** WHAT IS BEING ASKED **
Go through the data below and return each line where the string "menu" occurs.

══════════

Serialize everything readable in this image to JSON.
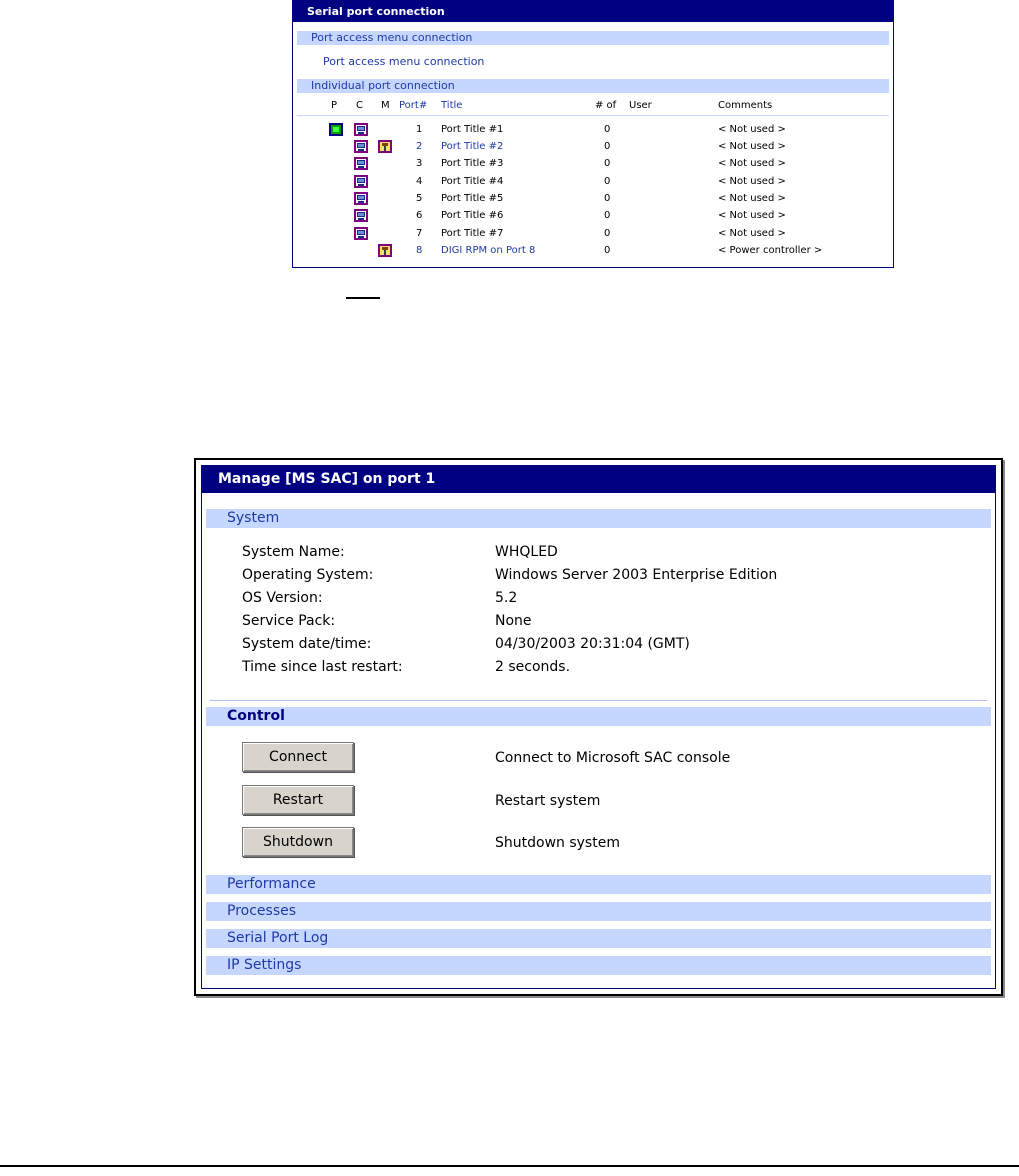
{
  "serial_panel": {
    "title": "Serial port connection",
    "section_menu": "Port access menu connection",
    "menu_link": "Port access menu connection",
    "section_individual": "Individual port connection",
    "headers": {
      "p": "P",
      "c": "C",
      "m": "M",
      "port": "Port#",
      "title": "Title",
      "count": "# of",
      "user": "User",
      "comments": "Comments"
    },
    "ports": [
      {
        "num": "1",
        "title": "Port Title #1",
        "count": "0",
        "comment": "< Not used >"
      },
      {
        "num": "2",
        "title": "Port Title #2",
        "count": "0",
        "comment": "< Not used >"
      },
      {
        "num": "3",
        "title": "Port Title #3",
        "count": "0",
        "comment": "< Not used >"
      },
      {
        "num": "4",
        "title": "Port Title #4",
        "count": "0",
        "comment": "< Not used >"
      },
      {
        "num": "5",
        "title": "Port Title #5",
        "count": "0",
        "comment": "< Not used >"
      },
      {
        "num": "6",
        "title": "Port Title #6",
        "count": "0",
        "comment": "< Not used >"
      },
      {
        "num": "7",
        "title": "Port Title #7",
        "count": "0",
        "comment": "< Not used >"
      },
      {
        "num": "8",
        "title": "DIGI RPM on Port 8",
        "count": "0",
        "comment": "< Power controller >"
      }
    ]
  },
  "manage_panel": {
    "title": "Manage [MS SAC] on port 1",
    "system_section": "System",
    "system": [
      {
        "label": "System Name:",
        "value": "WHQLED"
      },
      {
        "label": "Operating System:",
        "value": "Windows Server 2003 Enterprise Edition"
      },
      {
        "label": "OS Version:",
        "value": "5.2"
      },
      {
        "label": "Service Pack:",
        "value": "None"
      },
      {
        "label": "System date/time:",
        "value": "04/30/2003 20:31:04 (GMT)"
      },
      {
        "label": "Time since last restart:",
        "value": "2 seconds."
      }
    ],
    "control_section": "Control",
    "controls": [
      {
        "button": "Connect",
        "description": "Connect to Microsoft SAC console"
      },
      {
        "button": "Restart",
        "description": "Restart system"
      },
      {
        "button": "Shutdown",
        "description": "Shutdown system"
      }
    ],
    "sections": [
      "Performance",
      "Processes",
      "Serial Port Log",
      "IP Settings"
    ]
  }
}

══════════

** OUTPUT FOR THIS TASK **
    "section_menu": "Port access menu connection",
    "menu_link": "Port access menu connection",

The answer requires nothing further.